=== Work task ===
Copy the records below exactly as they are written.

━━━━━ Information shown ━━━━━

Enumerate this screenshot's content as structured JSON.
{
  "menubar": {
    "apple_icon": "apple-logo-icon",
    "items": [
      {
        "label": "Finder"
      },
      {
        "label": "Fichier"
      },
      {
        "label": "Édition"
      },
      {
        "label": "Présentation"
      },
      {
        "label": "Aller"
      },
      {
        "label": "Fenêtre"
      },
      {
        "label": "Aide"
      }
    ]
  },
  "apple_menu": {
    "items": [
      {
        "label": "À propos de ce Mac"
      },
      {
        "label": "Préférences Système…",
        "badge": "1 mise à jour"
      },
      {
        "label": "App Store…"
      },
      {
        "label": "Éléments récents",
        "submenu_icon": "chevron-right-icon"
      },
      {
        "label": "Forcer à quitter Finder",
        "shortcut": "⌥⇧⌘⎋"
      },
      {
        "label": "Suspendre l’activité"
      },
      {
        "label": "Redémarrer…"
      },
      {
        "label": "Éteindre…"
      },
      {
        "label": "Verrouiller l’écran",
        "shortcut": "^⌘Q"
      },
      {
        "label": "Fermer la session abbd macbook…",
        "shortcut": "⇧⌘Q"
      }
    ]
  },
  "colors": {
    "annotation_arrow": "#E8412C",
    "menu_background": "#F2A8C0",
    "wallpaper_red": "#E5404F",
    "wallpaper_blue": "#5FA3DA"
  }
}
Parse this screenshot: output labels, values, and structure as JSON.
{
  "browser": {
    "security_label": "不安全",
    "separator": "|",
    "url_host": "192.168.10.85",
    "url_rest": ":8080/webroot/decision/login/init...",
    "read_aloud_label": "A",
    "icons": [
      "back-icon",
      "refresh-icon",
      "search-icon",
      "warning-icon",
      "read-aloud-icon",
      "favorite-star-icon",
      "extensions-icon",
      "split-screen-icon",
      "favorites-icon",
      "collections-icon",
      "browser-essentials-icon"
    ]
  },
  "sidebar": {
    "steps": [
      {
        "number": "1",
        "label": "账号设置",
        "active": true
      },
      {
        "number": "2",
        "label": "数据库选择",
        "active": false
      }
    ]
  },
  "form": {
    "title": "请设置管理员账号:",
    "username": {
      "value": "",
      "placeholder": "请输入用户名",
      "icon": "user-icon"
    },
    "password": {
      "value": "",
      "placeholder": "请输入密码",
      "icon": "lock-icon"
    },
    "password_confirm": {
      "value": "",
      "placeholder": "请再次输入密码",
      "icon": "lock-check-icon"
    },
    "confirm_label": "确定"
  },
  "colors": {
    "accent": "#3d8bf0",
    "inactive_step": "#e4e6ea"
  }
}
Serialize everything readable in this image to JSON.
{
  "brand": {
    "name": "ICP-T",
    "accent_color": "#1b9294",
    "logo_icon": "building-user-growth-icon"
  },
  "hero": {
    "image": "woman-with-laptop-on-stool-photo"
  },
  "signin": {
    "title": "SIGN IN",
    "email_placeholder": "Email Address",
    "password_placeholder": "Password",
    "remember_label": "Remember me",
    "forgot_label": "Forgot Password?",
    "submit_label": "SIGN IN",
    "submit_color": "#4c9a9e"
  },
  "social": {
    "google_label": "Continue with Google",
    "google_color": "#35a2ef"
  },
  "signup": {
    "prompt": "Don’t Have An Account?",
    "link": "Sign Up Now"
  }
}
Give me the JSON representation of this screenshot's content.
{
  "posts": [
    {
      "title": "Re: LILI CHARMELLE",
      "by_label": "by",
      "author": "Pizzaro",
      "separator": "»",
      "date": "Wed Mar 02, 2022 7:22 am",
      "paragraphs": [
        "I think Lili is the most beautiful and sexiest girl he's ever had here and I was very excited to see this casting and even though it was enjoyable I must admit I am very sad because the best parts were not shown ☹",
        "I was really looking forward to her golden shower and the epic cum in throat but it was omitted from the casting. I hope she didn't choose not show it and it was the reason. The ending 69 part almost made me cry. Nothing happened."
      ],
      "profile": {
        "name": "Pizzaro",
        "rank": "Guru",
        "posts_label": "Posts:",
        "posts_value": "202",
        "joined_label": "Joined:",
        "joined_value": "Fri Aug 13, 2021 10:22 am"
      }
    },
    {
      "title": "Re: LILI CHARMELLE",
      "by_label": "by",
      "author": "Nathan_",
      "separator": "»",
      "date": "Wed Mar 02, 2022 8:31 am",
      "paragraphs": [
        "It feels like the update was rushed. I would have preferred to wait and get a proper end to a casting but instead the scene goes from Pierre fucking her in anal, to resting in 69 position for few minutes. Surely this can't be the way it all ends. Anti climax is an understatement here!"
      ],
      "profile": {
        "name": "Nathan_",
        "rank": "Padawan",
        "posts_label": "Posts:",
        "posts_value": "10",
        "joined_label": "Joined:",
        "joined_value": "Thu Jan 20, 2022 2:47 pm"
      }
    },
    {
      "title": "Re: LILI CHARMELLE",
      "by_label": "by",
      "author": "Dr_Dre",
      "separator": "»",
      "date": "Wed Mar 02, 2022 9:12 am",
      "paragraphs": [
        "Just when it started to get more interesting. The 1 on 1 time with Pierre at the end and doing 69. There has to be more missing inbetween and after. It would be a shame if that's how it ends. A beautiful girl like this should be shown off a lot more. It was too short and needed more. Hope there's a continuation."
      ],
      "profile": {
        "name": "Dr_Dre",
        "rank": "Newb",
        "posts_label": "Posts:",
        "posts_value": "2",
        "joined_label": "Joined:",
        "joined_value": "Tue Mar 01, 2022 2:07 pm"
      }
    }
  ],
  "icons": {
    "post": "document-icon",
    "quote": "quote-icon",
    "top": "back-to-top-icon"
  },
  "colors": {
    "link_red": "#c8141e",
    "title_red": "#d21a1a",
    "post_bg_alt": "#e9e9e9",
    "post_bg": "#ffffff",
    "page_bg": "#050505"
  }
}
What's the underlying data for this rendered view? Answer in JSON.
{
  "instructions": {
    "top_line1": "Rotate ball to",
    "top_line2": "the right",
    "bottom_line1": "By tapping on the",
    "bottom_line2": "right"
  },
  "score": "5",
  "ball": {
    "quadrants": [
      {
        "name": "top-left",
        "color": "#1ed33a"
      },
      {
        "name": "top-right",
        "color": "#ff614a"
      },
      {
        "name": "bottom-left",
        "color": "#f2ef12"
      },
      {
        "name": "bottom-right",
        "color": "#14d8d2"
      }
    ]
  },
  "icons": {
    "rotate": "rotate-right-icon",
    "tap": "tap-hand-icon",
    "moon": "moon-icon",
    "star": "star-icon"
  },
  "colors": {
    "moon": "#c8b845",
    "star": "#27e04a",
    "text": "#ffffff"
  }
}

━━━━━

=== Solution to the problem ===
Enumerate this screenshot's content as structured JSON.
{
  "menubar": {
    "apple_icon": "apple-logo-icon",
    "items": [
      {
        "label": "Finder"
      },
      {
        "label": "Fichier"
      },
      {
        "label": "Édition"
      },
      {
        "label": "Présentation"
      },
      {
        "label": "Aller"
      },
      {
        "label": "Fenêtre"
      },
      {
        "label": "Aide"
      }
    ]
  },
  "apple_menu": {
    "items": [
      {
        "label": "À propos de ce Mac"
      },
      {
        "label": "Préférences Système…",
        "badge": "1 mise à jour"
      },
      {
        "label": "App Store…"
      },
      {
        "label": "Éléments récents",
        "submenu_icon": "chevron-right-icon"
      },
      {
        "label": "Forcer à quitter Finder",
        "shortcut": "⌥⇧⌘⎋"
      },
      {
        "label": "Suspendre l’activité"
      },
      {
        "label": "Redémarrer…"
      },
      {
        "label": "Éteindre…"
      },
      {
        "label": "Verrouiller l’écran",
        "shortcut": "^⌘Q"
      },
      {
        "label": "Fermer la session abbd macbook…",
        "shortcut": "⇧⌘Q"
      }
    ]
  },
  "colors": {
    "annotation_arrow": "#E8412C",
    "menu_background": "#F2A8C0",
    "wallpaper_red": "#E5404F",
    "wallpaper_blue": "#5FA3DA"
  }
}
Parse this screenshot: output labels, values, and structure as JSON.
{
  "browser": {
    "security_label": "不安全",
    "separator": "|",
    "url_host": "192.168.10.85",
    "url_rest": ":8080/webroot/decision/login/init...",
    "read_aloud_label": "A",
    "icons": [
      "back-icon",
      "refresh-icon",
      "search-icon",
      "warning-icon",
      "read-aloud-icon",
      "favorite-star-icon",
      "extensions-icon",
      "split-screen-icon",
      "favorites-icon",
      "collections-icon",
      "browser-essentials-icon"
    ]
  },
  "sidebar": {
    "steps": [
      {
        "number": "1",
        "label": "账号设置",
        "active": true
      },
      {
        "number": "2",
        "label": "数据库选择",
        "active": false
      }
    ]
  },
  "form": {
    "title": "请设置管理员账号:",
    "username": {
      "value": "",
      "placeholder": "请输入用户名",
      "icon": "user-icon"
    },
    "password": {
      "value": "",
      "placeholder": "请输入密码",
      "icon": "lock-icon"
    },
    "password_confirm": {
      "value": "",
      "placeholder": "请再次输入密码",
      "icon": "lock-check-icon"
    },
    "confirm_label": "确定"
  },
  "colors": {
    "accent": "#3d8bf0",
    "inactive_step": "#e4e6ea"
  }
}
Serialize everything readable in this image to JSON.
{
  "brand": {
    "name": "ICP-T",
    "accent_color": "#1b9294",
    "logo_icon": "building-user-growth-icon"
  },
  "hero": {
    "image": "woman-with-laptop-on-stool-photo"
  },
  "signin": {
    "title": "SIGN IN",
    "email_placeholder": "Email Address",
    "password_placeholder": "Password",
    "remember_label": "Remember me",
    "forgot_label": "Forgot Password?",
    "submit_label": "SIGN IN",
    "submit_color": "#4c9a9e"
  },
  "social": {
    "google_label": "Continue with Google",
    "google_color": "#35a2ef"
  },
  "signup": {
    "prompt": "Don’t Have An Account?",
    "link": "Sign Up Now"
  }
}
Give me the JSON representation of this screenshot's content.
{
  "posts": [
    {
      "title": "Re: LILI CHARMELLE",
      "by_label": "by",
      "author": "Pizzaro",
      "separator": "»",
      "date": "Wed Mar 02, 2022 7:22 am",
      "paragraphs": [
        "I think Lili is the most beautiful and sexiest girl he's ever had here and I was very excited to see this casting and even though it was enjoyable I must admit I am very sad because the best parts were not shown ☹",
        "I was really looking forward to her golden shower and the epic cum in throat but it was omitted from the casting. I hope she didn't choose not show it and it was the reason. The ending 69 part almost made me cry. Nothing happened."
      ],
      "profile": {
        "name": "Pizzaro",
        "rank": "Guru",
        "posts_label": "Posts:",
        "posts_value": "202",
        "joined_label": "Joined:",
        "joined_value": "Fri Aug 13, 2021 10:22 am"
      }
    },
    {
      "title": "Re: LILI CHARMELLE",
      "by_label": "by",
      "author": "Nathan_",
      "separator": "»",
      "date": "Wed Mar 02, 2022 8:31 am",
      "paragraphs": [
        "It feels like the update was rushed. I would have preferred to wait and get a proper end to a casting but instead the scene goes from Pierre fucking her in anal, to resting in 69 position for few minutes. Surely this can't be the way it all ends. Anti climax is an understatement here!"
      ],
      "profile": {
        "name": "Nathan_",
        "rank": "Padawan",
        "posts_label": "Posts:",
        "posts_value": "10",
        "joined_label": "Joined:",
        "joined_value": "Thu Jan 20, 2022 2:47 pm"
      }
    },
    {
      "title": "Re: LILI CHARMELLE",
      "by_label": "by",
      "author": "Dr_Dre",
      "separator": "»",
      "date": "Wed Mar 02, 2022 9:12 am",
      "paragraphs": [
        "Just when it started to get more interesting. The 1 on 1 time with Pierre at the end and doing 69. There has to be more missing inbetween and after. It would be a shame if that's how it ends. A beautiful girl like this should be shown off a lot more. It was too short and needed more. Hope there's a continuation."
      ],
      "profile": {
        "name": "Dr_Dre",
        "rank": "Newb",
        "posts_label": "Posts:",
        "posts_value": "2",
        "joined_label": "Joined:",
        "joined_value": "Tue Mar 01, 2022 2:07 pm"
      }
    }
  ],
  "icons": {
    "post": "document-icon",
    "quote": "quote-icon",
    "top": "back-to-top-icon"
  },
  "colors": {
    "link_red": "#c8141e",
    "title_red": "#d21a1a",
    "post_bg_alt": "#e9e9e9",
    "post_bg": "#ffffff",
    "page_bg": "#050505"
  }
}
What's the underlying data for this rendered view? Answer in JSON.
{
  "instructions": {
    "top_line1": "Rotate ball to",
    "top_line2": "the right",
    "bottom_line1": "By tapping on the",
    "bottom_line2": "right"
  },
  "score": "5",
  "ball": {
    "quadrants": [
      {
        "name": "top-left",
        "color": "#1ed33a"
      },
      {
        "name": "top-right",
        "color": "#ff614a"
      },
      {
        "name": "bottom-left",
        "color": "#f2ef12"
      },
      {
        "name": "bottom-right",
        "color": "#14d8d2"
      }
    ]
  },
  "icons": {
    "rotate": "rotate-right-icon",
    "tap": "tap-hand-icon",
    "moon": "moon-icon",
    "star": "star-icon"
  },
  "colors": {
    "moon": "#c8b845",
    "star": "#27e04a",
    "text": "#ffffff"
  }
}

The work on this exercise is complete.